Did you notice something in that passage? No giants. And a new, weird word “Nephilim”. You see, the word in the original Hebrew is nephilim. So why did this translation just transliterate the word and where did the giants go? Sundry books and nerdy papers have been written on this, but we don’t have time for that so I’m going to cut to the chase. I contend the reason for the simple transliteration—even though the majority of ancient translations from the Septuagint to the King James Bible translates “nephilim” as giants—is because modern translators have been more influenced by the Enlightenment than they have by Christian history and tradition. And by that I mean that while they may not have lost a supernatural worldview, they have at least lost their nerve about it. Which means I think a few of them were too embarrassed to translate it as “giants”. Because—ah, you see—persons respectable and modern don’t—ahem—believe in giants.
And it gets weirder. Not only does one have to tangle with giants in this passage, but also the pesky “sons of God” (as in “who are they?”) and what they did with the daughters of men. Leaving it simply “Nephilim” gives you, let’s call it, interpretive flexibility.
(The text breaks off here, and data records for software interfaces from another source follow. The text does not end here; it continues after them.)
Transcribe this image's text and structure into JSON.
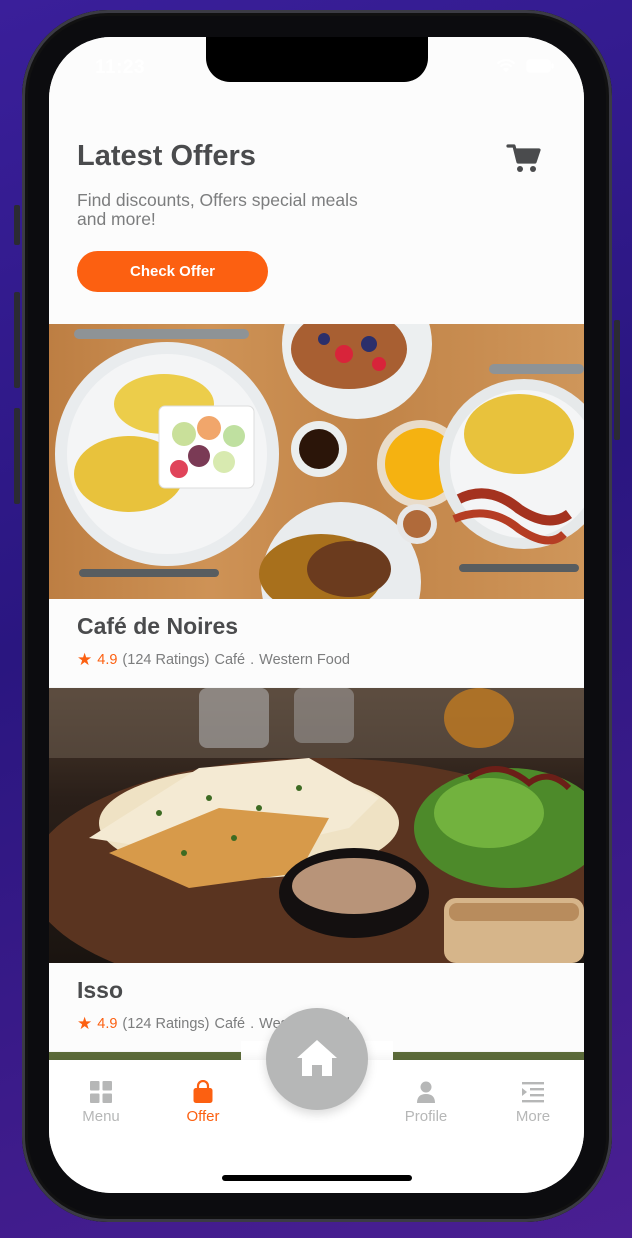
{
  "status": {
    "time": "11:23"
  },
  "header": {
    "title": "Latest Offers",
    "subtitle": "Find discounts, Offers special meals and more!",
    "check_offer_label": "Check Offer"
  },
  "offers": [
    {
      "name": "Café de Noires",
      "rating": "4.9",
      "ratings_count": "(124 Ratings)",
      "category": "Café",
      "separator": ".",
      "cuisine": "Western Food"
    },
    {
      "name": "Isso",
      "rating": "4.9",
      "ratings_count": "(124 Ratings)",
      "category": "Café",
      "separator": ".",
      "cuisine": "Western Food"
    }
  ],
  "tabbar": {
    "items": [
      {
        "label": "Menu"
      },
      {
        "label": "Offer"
      },
      {
        "label": "Profile"
      },
      {
        "label": "More"
      }
    ],
    "active": "Offer"
  },
  "colors": {
    "accent": "#fc6011",
    "inactive": "#b6b7b7",
    "text_primary": "#4a4b4d",
    "text_secondary": "#7c7d7e"
  },
  "icons": [
    "cart-icon",
    "star-icon",
    "menu-grid-icon",
    "shopping-bag-icon",
    "home-icon",
    "profile-icon",
    "more-icon",
    "wifi-icon",
    "battery-icon"
  ]
}
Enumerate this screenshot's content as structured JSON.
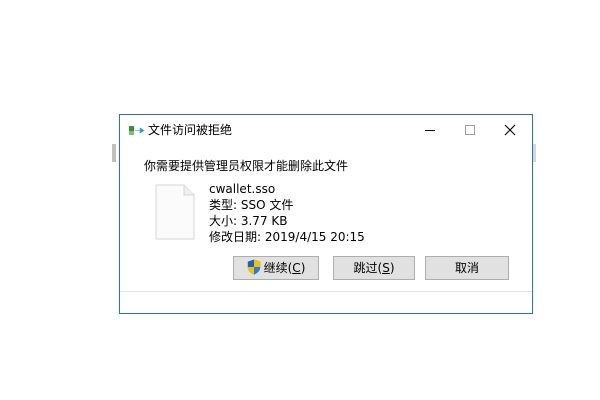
{
  "dialog": {
    "title": "文件访问被拒绝",
    "message": "你需要提供管理员权限才能删除此文件",
    "file": {
      "name": "cwallet.sso",
      "type_line": "类型: SSO 文件",
      "size_line": "大小: 3.77 KB",
      "modified_line": "修改日期: 2019/4/15 20:15"
    },
    "buttons": {
      "continue_label": "继续(",
      "continue_key": "C",
      "continue_end": ")",
      "skip_label": "跳过(",
      "skip_key": "S",
      "skip_end": ")",
      "cancel_label": "取消"
    },
    "icons": {
      "title": "file-transfer-icon",
      "file": "file-icon",
      "uac": "uac-shield-icon",
      "minimize": "minimize-icon",
      "maximize": "maximize-icon",
      "close": "close-icon"
    },
    "colors": {
      "border": "#2b6cd8",
      "button_bg": "#e1e1e1",
      "button_border": "#adadad"
    }
  }
}
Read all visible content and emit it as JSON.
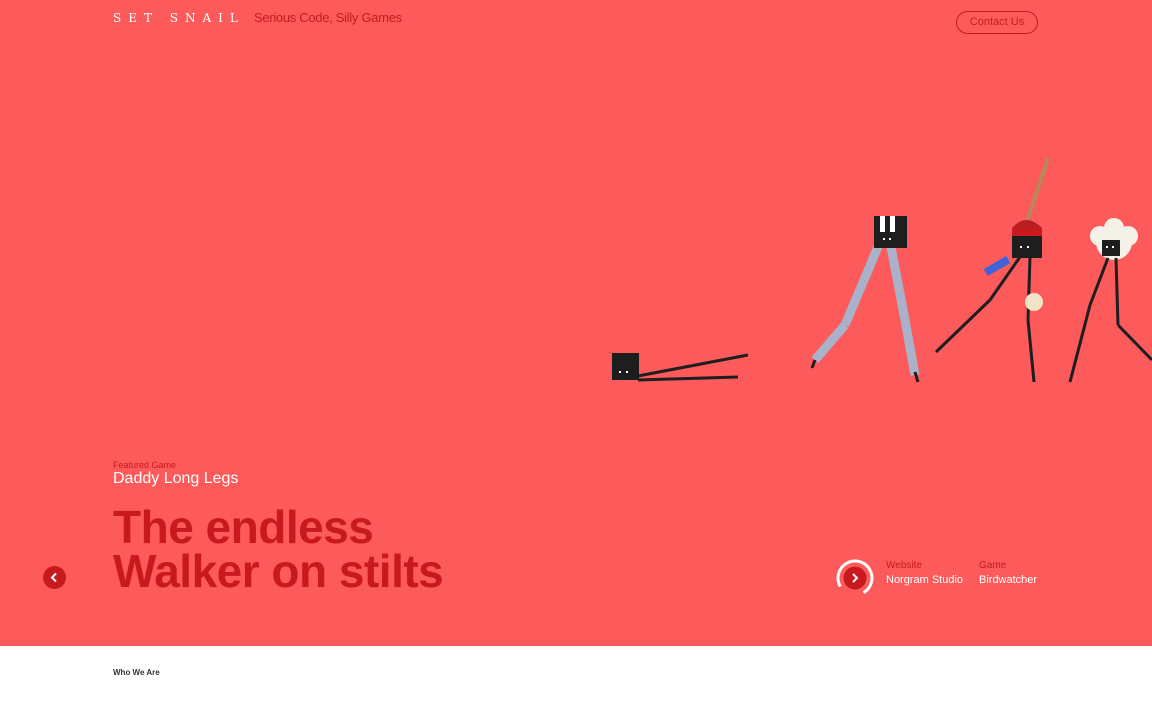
{
  "header": {
    "logo": "SET SNAIL",
    "tagline": "Serious Code, Silly Games",
    "contact_label": "Contact Us"
  },
  "featured": {
    "label": "Featured Game",
    "name": "Daddy Long Legs",
    "headline_line1": "The endless",
    "headline_line2": "Walker on stilts"
  },
  "meta": {
    "website_label": "Website",
    "website_value": "Norgram Studio",
    "game_label": "Game",
    "game_value": "Birdwatcher"
  },
  "section": {
    "who_label": "Who We Are"
  },
  "colors": {
    "hero_bg": "#fd5b5b",
    "accent": "#c8191f",
    "text_light": "#ffffff"
  },
  "icons": {
    "prev": "chevron-left-icon",
    "next": "chevron-right-icon"
  }
}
Now because we read that these daughters of men didn’t give birth to giants, but to some innocuous un-figure-outable Nephi-huh? the Sons of God could basically be any old earthbound dudes just cruisn’ for chicks. But if they gave birth to actual giants, who then are these Sons of God? The answer is that they are spiritual beings—we might call them angels—created to serve God by ruling over certain aspects of creation. Only they were to serve righteously, and we’re told later in the Bible (Jude 6:1) that these beings “did not stay within their own position of authority, but left their proper dwelling”. And the result is what we read about in Genesis 6. They left their proper state, copulated with human women, and the result was what the ancients understood as giants, mighty men of great renown.
Now the Beowulf poet takes this theme and reasons—as almost all ancients and early and medieval Christians did—that preternatural monsters, demons, and evil beings more or less find their origin in this great rebellion. And he draws that line a little farther back to Cain, the first murderer, cursed by God to wander the earth. From Cain the world grows increasingly evil, reaching the climax at the rebellion of the Sons of God and their giant offspring. Thus, Cain serves as the human figurehead and progenitor of monsters, elves, eotens and gigantes.
While so much could be said about all of this, I’d like to leave you with something that modern-minded people can easily miss. Far from being fantasy, this was for the poet—and still is for many Christians—an interpretation of Scripture grounded and rooted in truth. Grendel, then, isn’t just some otherworldly being disconnected from our reality. When the Beowulf poet leans upon Genesis 6 to establish both the origin of monsters and wondrous items like swords, he’s doing so to lend credibility to the tale.